Stored items:
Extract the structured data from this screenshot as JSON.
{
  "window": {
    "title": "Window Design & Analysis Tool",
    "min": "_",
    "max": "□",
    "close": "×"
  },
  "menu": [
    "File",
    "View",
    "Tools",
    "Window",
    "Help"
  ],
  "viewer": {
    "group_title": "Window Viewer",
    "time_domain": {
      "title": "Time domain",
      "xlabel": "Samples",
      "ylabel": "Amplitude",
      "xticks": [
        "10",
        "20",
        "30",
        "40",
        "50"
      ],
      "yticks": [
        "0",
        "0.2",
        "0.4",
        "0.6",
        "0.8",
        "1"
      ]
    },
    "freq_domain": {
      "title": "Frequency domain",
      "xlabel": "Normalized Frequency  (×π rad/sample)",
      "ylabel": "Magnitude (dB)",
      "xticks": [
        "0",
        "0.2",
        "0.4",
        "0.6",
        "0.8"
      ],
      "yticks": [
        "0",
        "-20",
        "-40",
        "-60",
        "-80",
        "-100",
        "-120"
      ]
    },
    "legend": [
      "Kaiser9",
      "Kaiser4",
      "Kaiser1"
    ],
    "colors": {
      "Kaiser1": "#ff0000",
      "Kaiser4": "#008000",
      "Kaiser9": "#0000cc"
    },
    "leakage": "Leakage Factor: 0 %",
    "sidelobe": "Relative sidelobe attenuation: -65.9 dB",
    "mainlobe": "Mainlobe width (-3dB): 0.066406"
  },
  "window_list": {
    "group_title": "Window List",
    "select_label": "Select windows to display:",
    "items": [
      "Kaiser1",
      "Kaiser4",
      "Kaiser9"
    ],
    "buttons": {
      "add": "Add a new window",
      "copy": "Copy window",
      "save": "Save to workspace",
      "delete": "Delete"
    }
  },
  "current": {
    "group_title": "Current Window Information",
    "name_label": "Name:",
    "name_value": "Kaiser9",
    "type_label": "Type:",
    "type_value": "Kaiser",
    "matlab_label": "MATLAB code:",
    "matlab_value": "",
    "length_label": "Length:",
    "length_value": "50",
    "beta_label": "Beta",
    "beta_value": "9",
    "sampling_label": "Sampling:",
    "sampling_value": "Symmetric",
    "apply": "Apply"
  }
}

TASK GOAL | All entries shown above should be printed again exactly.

EXPECTED ANSWER |
Extract the structured data from this screenshot as JSON.
{
  "window": {
    "title": "Window Design & Analysis Tool",
    "min": "_",
    "max": "□",
    "close": "×"
  },
  "menu": [
    "File",
    "View",
    "Tools",
    "Window",
    "Help"
  ],
  "viewer": {
    "group_title": "Window Viewer",
    "time_domain": {
      "title": "Time domain",
      "xlabel": "Samples",
      "ylabel": "Amplitude",
      "xticks": [
        "10",
        "20",
        "30",
        "40",
        "50"
      ],
      "yticks": [
        "0",
        "0.2",
        "0.4",
        "0.6",
        "0.8",
        "1"
      ]
    },
    "freq_domain": {
      "title": "Frequency domain",
      "xlabel": "Normalized Frequency  (×π rad/sample)",
      "ylabel": "Magnitude (dB)",
      "xticks": [
        "0",
        "0.2",
        "0.4",
        "0.6",
        "0.8"
      ],
      "yticks": [
        "0",
        "-20",
        "-40",
        "-60",
        "-80",
        "-100",
        "-120"
      ]
    },
    "legend": [
      "Kaiser9",
      "Kaiser4",
      "Kaiser1"
    ],
    "colors": {
      "Kaiser1": "#ff0000",
      "Kaiser4": "#008000",
      "Kaiser9": "#0000cc"
    },
    "leakage": "Leakage Factor: 0 %",
    "sidelobe": "Relative sidelobe attenuation: -65.9 dB",
    "mainlobe": "Mainlobe width (-3dB): 0.066406"
  },
  "window_list": {
    "group_title": "Window List",
    "select_label": "Select windows to display:",
    "items": [
      "Kaiser1",
      "Kaiser4",
      "Kaiser9"
    ],
    "buttons": {
      "add": "Add a new window",
      "copy": "Copy window",
      "save": "Save to workspace",
      "delete": "Delete"
    }
  },
  "current": {
    "group_title": "Current Window Information",
    "name_label": "Name:",
    "name_value": "Kaiser9",
    "type_label": "Type:",
    "type_value": "Kaiser",
    "matlab_label": "MATLAB code:",
    "matlab_value": "",
    "length_label": "Length:",
    "length_value": "50",
    "beta_label": "Beta",
    "beta_value": "9",
    "sampling_label": "Sampling:",
    "sampling_value": "Symmetric",
    "apply": "Apply"
  }
}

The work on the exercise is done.